Key Players: Fowles was the primary offensive weapon for Chicago, finishing 12-14 for 27 points. The Sky have been outworked on the boards in both the first two games, but it’s hard to blame that on her. She’s giving them everything she’s got, and while she sometimes spins into trouble and turns the ball over due to her complete lack of passing instincts in the paint, she’s finishing a lot more than she’s screwing up. Most of her help came from Quigley and Vandersloot, with Delle Donne playing inconsistent minutes due to the back issue and struggling to produce under all the defensive attention. It’ll be a concern for Chicago that with only one day off before Game 3, her back will probably still be a problem for that vital clash.

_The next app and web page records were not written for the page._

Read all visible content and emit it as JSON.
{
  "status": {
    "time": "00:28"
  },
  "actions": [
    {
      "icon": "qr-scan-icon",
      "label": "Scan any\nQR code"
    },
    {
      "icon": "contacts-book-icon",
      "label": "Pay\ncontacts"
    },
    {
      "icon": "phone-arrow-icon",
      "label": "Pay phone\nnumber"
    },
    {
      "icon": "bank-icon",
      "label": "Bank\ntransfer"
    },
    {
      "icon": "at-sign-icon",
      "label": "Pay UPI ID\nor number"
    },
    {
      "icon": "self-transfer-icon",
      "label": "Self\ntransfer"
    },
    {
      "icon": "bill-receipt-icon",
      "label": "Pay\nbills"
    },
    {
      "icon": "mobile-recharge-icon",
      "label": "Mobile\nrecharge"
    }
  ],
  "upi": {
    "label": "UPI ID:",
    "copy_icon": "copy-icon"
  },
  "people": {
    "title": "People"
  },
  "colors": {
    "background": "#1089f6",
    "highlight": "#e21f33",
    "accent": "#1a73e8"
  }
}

Zellous led the scoring for Indiana, but needed 21 shots for her 20 points. The Sky were a little better prepared for her post-ups this time, sending help down to cut off her lanes when Prince or Quigley were in trouble against her. With Catchings taking even more shots and only scoring 16 points, while January was cold outside as well, it was another game where Indiana had to scrap for their points rather than score consistently or in rhythm. And if they’d actually been able to finish inside on their staggering 20 offensive rebounds, they might be home relaxing tonight while waiting to see who’d join them in the Finals from the West. They’ve done enough defensively to win both of these games against Chicago, but hitting shots continues to be an inconsistent affair. If Catchings, Zellous and January are even mildly accurate from outside in Game 3, they’ve got a very good chance of winning. But the Sky have already shown this season that they know how to fight, and how to close a series out on the road.
Minnesota @ Phoenix, 10pm ET, best-of-three series tied 1-1